As a first-time mother eighteen years ago, I thought I was prepared - after all, I had read 'What to expect when you're expecting' cover-to-cover. Plus, having grown up with three generations under the same roof, I had helped care for my new-born niece and nephew as well. My daughter was on the smallish side when born, and one look at her brought this roaring maternal lioness to life inside me. Combine that with the speed of how hard and fast I fell in love as soon as we locked eyes, and I was a goner.
Alarmingly though, she started losing weight after we took her home, and dropped to under six pounds. The pediatrician insisted on supplementing breast-feeding with formula, but that didn't sit well with me. Most days it seemed as though all I did was feed her, all day long. Then, it seemed as though it happened overnight, and this kid started to look as though someone had taken a bicycle pump to her. I even started calling her my Michelin tire baby. Fat babies are my favorite.
Soon it was time to supplement breast milk with solid foods, and apart from rice cereal, one of the first foods she had was pureed spinach. As I added more variety to her diet, it seemed as though she still couldn't get enough. Her favorite (as well as my second daughter's), was a sort-of soup: jasmine rice, (homemade) chicken stock, carrots, spinach and chicken breast cooked in a pressure cooker, then put through a food mill to make it safe and easy for her to eat. I would mix in a spoonful of plain yogurt, and my children ate it with great relish. At the age of nine months, I fed her pad thai that I had cooked for our dinner, and this child squealed with happiness. Apparently, food has always been our love language.
Fast forward a few years, and if my children were hungry, grumpy, or just needed a quick meal, I would make them a fried rice of sorts with spinach and eggs. Carbs, protein, healthy greens all covered, plus they ate it with plain yogurt. I've been made aware through the years that this combination, as well as all the things I cooked for them were considered 'weird' and 'gross' by several of their friends, and I was okay with that. After all, I wouldn't typically reach for rice, fish, fermented soybeans and umeboshi for breakfast, but Japanese children have been relishing it for centuries.
This past week, both children came home from each of their long, tiring days to spinach-and-egg fried rice. I can't remember the last time I had cooked it, but the satisfaction on their faces as they took the first bite made me wonder why I hadn't more often. They were no longer teenagers in this mama's eyes, but little girls with pigtails, looking at me like I could make all their boo-boos better.
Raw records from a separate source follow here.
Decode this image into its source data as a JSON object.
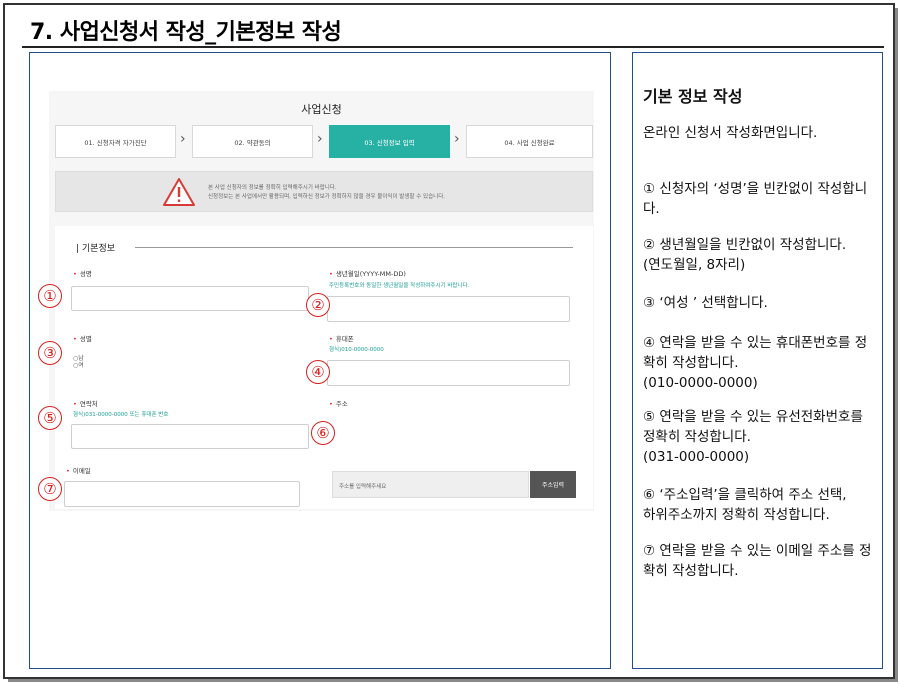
{
  "page": {
    "title": "7. 사업신청서 작성_기본정보 작성"
  },
  "form": {
    "heading": "사업신청",
    "steps": [
      {
        "label": "01. 신청자격 자가진단",
        "active": false
      },
      {
        "label": "02. 약관동의",
        "active": false
      },
      {
        "label": "03. 신청정보 입력",
        "active": true
      },
      {
        "label": "04. 사업 신청완료",
        "active": false
      }
    ],
    "notice": {
      "line1": "본 사업 신청자의 정보를 정확히 입력해주시기 바랍니다.",
      "line2": "신청정보는 본 사업에서만 활용되며, 입력하신 정보가 정확하지 않을 경우 불이익이 발생할 수 있습니다."
    },
    "section_title": "| 기본정보",
    "fields": {
      "name": {
        "label": "성명"
      },
      "birth": {
        "label": "생년월일(YYYY-MM-DD)",
        "hint": "주민등록번호와 동일한 생년월일을 작성하여주시기 바랍니다."
      },
      "gender": {
        "label": "성별",
        "options": [
          "남",
          "여"
        ]
      },
      "mobile": {
        "label": "휴대폰",
        "hint": "형식)010-0000-0000"
      },
      "phone": {
        "label": "연락처",
        "hint": "형식)031-0000-0000 또는 휴대폰 번호"
      },
      "address": {
        "label": "주소",
        "placeholder": "주소를 입력해주세요",
        "button": "주소입력"
      },
      "email": {
        "label": "이메일"
      }
    },
    "required_mark": "•"
  },
  "markers": [
    "①",
    "②",
    "③",
    "④",
    "⑤",
    "⑥",
    "⑦"
  ],
  "explain": {
    "title": "기본 정보 작성",
    "intro": "온라인 신청서 작성화면입니다.",
    "items": [
      "① 신청자의 ‘성명’을 빈칸없이 작성합니다.",
      "② 생년월일을 빈칸없이 작성합니다.\n  (연도월일, 8자리)",
      "③ ‘여성 ’ 선택합니다.",
      "④ 연락을 받을 수 있는 휴대폰번호를 정확히 작성합니다.\n(010-0000-0000)",
      "⑤ 연락을 받을 수 있는 유선전화번호를 정확히 작성합니다.\n(031-000-0000)",
      "⑥ ‘주소입력’을 클릭하여 주소 선택,\n  하위주소까지 정확히 작성합니다.",
      "⑦ 연락을 받을 수 있는 이메일 주소를 정확히 작성합니다."
    ]
  },
  "colors": {
    "accent": "#27b0a4",
    "marker": "#d61e1e",
    "panel_border": "#1f4e8a",
    "required": "#ee2233"
  }
}
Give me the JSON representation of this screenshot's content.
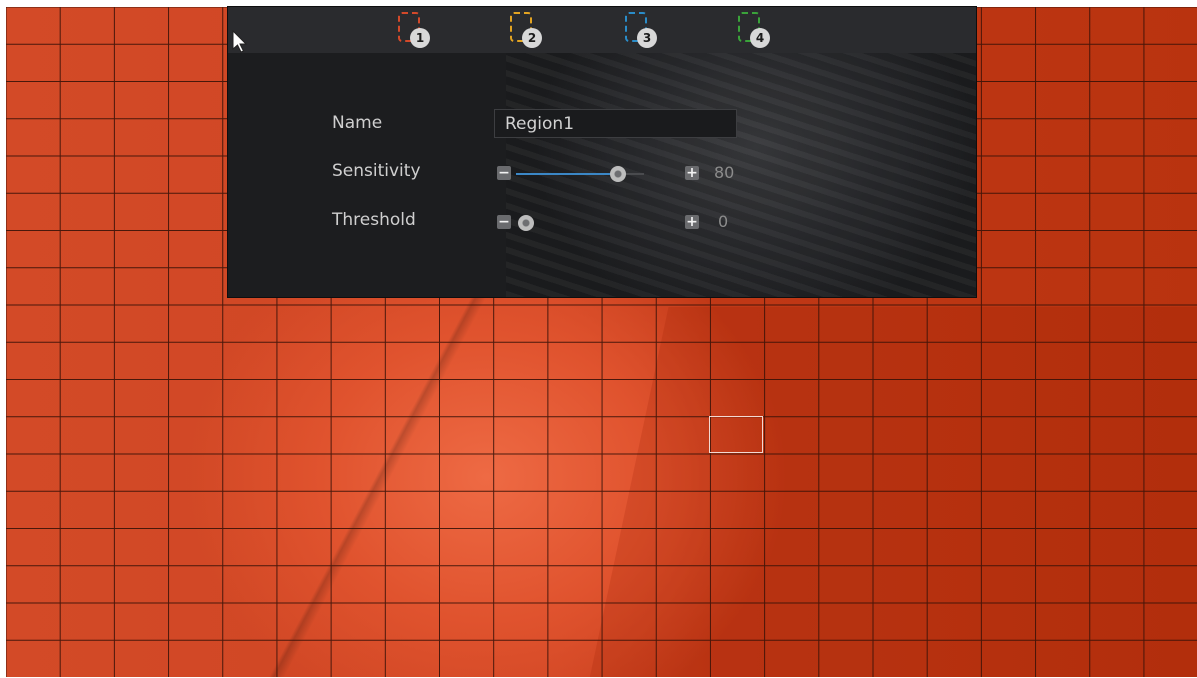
{
  "colors": {
    "region1": "#d2492a",
    "region2": "#e3a422",
    "region3": "#2a8cc8",
    "region4": "#3aa33a",
    "slider_fill": "#3b87c6",
    "overlay": "#cf4523"
  },
  "tabs": [
    {
      "number": "1",
      "color": "#d2492a"
    },
    {
      "number": "2",
      "color": "#e3a422"
    },
    {
      "number": "3",
      "color": "#2a8cc8"
    },
    {
      "number": "4",
      "color": "#3aa33a"
    }
  ],
  "form": {
    "name_label": "Name",
    "name_value": "Region1",
    "sensitivity_label": "Sensitivity",
    "sensitivity_value": "80",
    "sensitivity_min_icon": "minus-icon",
    "sensitivity_max_icon": "plus-icon",
    "threshold_label": "Threshold",
    "threshold_value": "0",
    "minus_glyph": "−",
    "plus_glyph": "+"
  },
  "sliders": {
    "sensitivity_level": 0.8,
    "threshold_level": 0.0
  }
}
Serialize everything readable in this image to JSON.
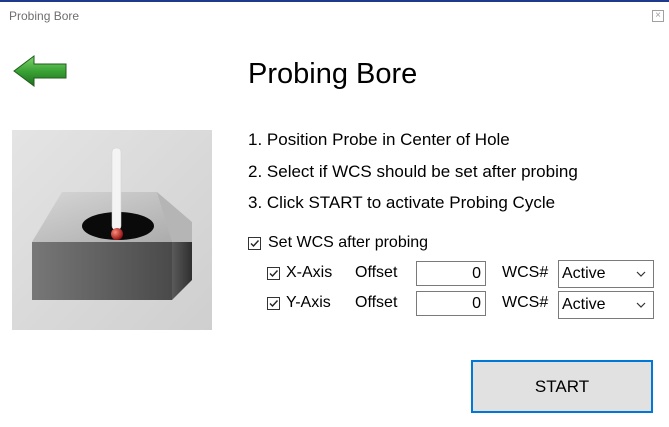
{
  "window": {
    "title": "Probing Bore",
    "close_glyph": "×"
  },
  "icons": {
    "back": "green-left-arrow-icon",
    "close": "close-icon"
  },
  "colors": {
    "title_accent": "#1f3a8a",
    "arrow_green": "#3aa335",
    "button_border": "#0078d7",
    "button_bg": "#e1e1e1"
  },
  "main": {
    "heading": "Probing Bore",
    "steps": [
      "1. Position Probe in Center of Hole",
      "2. Select if WCS should be set after probing",
      "3. Click START to activate Probing Cycle"
    ]
  },
  "options": {
    "set_wcs_label": "Set WCS after probing",
    "set_wcs_checked": true,
    "axes": [
      {
        "label": "X-Axis",
        "checked": true,
        "offset_label": "Offset",
        "offset_value": "0",
        "wcs_label": "WCS#",
        "wcs_value": "Active"
      },
      {
        "label": "Y-Axis",
        "checked": true,
        "offset_label": "Offset",
        "offset_value": "0",
        "wcs_label": "WCS#",
        "wcs_value": "Active"
      }
    ]
  },
  "actions": {
    "start_label": "START"
  }
}
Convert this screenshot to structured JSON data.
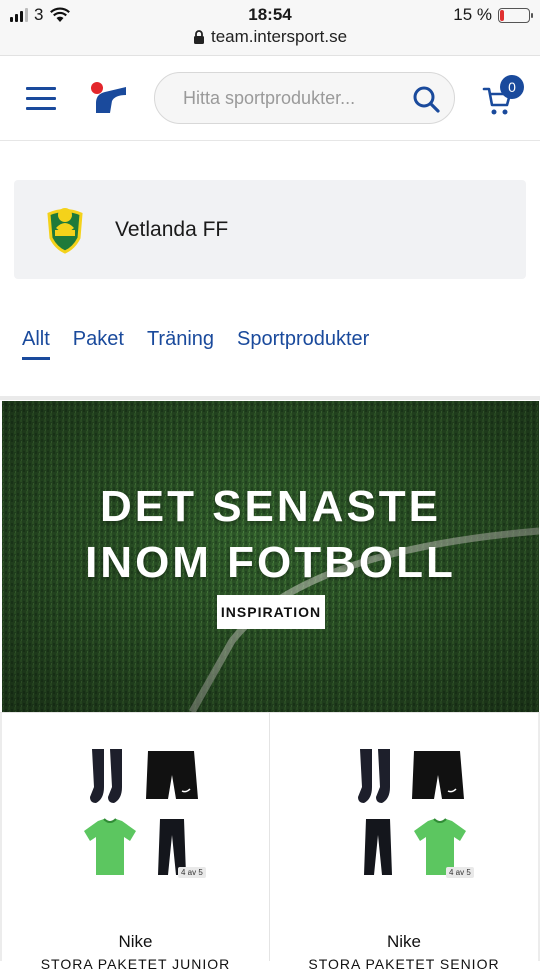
{
  "status_bar": {
    "carrier": "3",
    "time": "18:54",
    "battery": "15 %",
    "battery_level": 0.15
  },
  "browser": {
    "url": "team.intersport.se"
  },
  "header": {
    "search_placeholder": "Hitta sportprodukter...",
    "cart_count": "0"
  },
  "club": {
    "name": "Vetlanda FF"
  },
  "tabs": [
    {
      "label": "Allt",
      "active": true
    },
    {
      "label": "Paket",
      "active": false
    },
    {
      "label": "Träning",
      "active": false
    },
    {
      "label": "Sportprodukter",
      "active": false
    }
  ],
  "banner": {
    "title_line1": "DET SENASTE",
    "title_line2": "INOM FOTBOLL",
    "tag": "INSPIRATION"
  },
  "products": [
    {
      "brand": "Nike",
      "name": "STORA PAKETET JUNIOR",
      "count_badge": "4 av 5"
    },
    {
      "brand": "Nike",
      "name": "STORA PAKETET SENIOR",
      "count_badge": "4 av 5"
    }
  ],
  "colors": {
    "brand_blue": "#1a4a9c",
    "brand_red": "#e3262b"
  }
}
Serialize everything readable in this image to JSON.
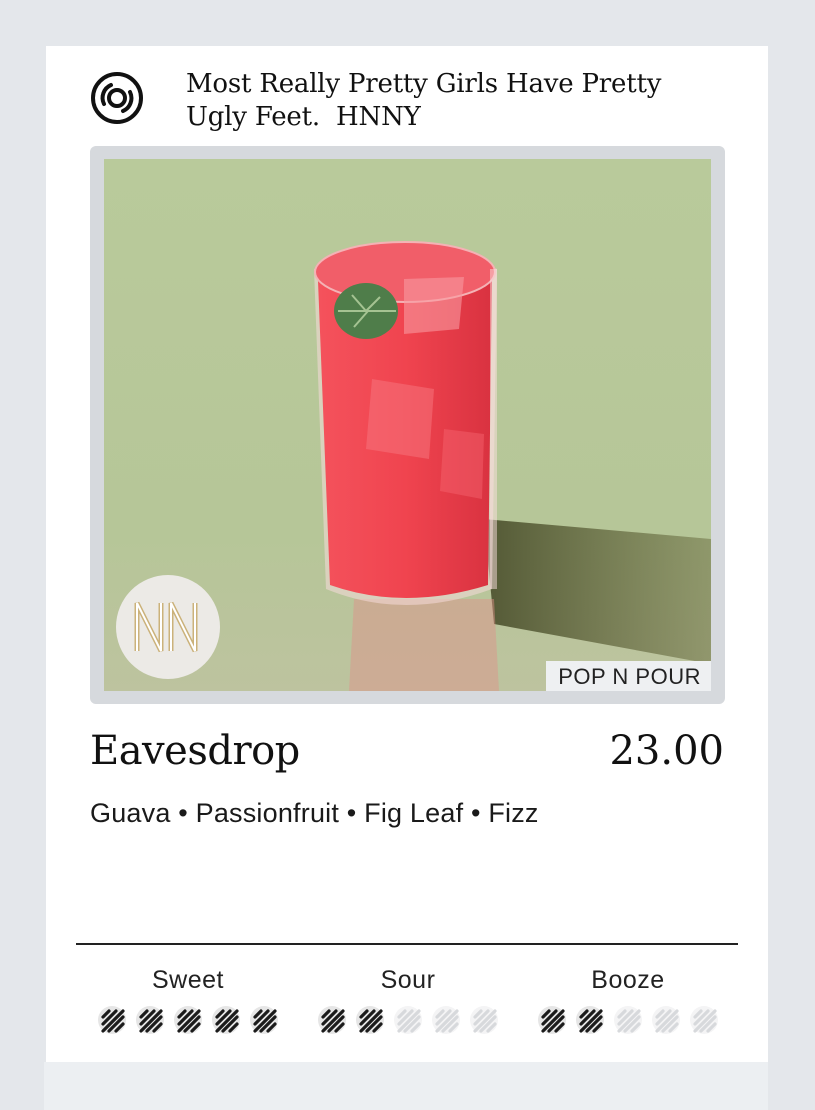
{
  "header": {
    "icon": "vinyl-record-icon",
    "song_line1": "Most Really Pretty Girls Have Pretty",
    "song_line2": "Ugly Feet.  HNNY"
  },
  "photo": {
    "logo": "NN",
    "tag": "POP N POUR"
  },
  "drink": {
    "name": "Eavesdrop",
    "price": "23.00",
    "ingredients": "Guava • Passionfruit • Fig Leaf • Fizz"
  },
  "scales": [
    {
      "label": "Sweet",
      "level": 5,
      "max": 5
    },
    {
      "label": "Sour",
      "level": 2,
      "max": 5
    },
    {
      "label": "Booze",
      "level": 2,
      "max": 5
    }
  ],
  "colors": {
    "filled": "#1b1b1b",
    "empty": "#d7d9dc",
    "drink": "#ee3f4a",
    "background": "#b8c99a"
  }
}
Comfort looks and tastes different to each one of us. But it can be as simple as a bowl of rice. What does comfort look like to you? More importantly, who in your life could use some?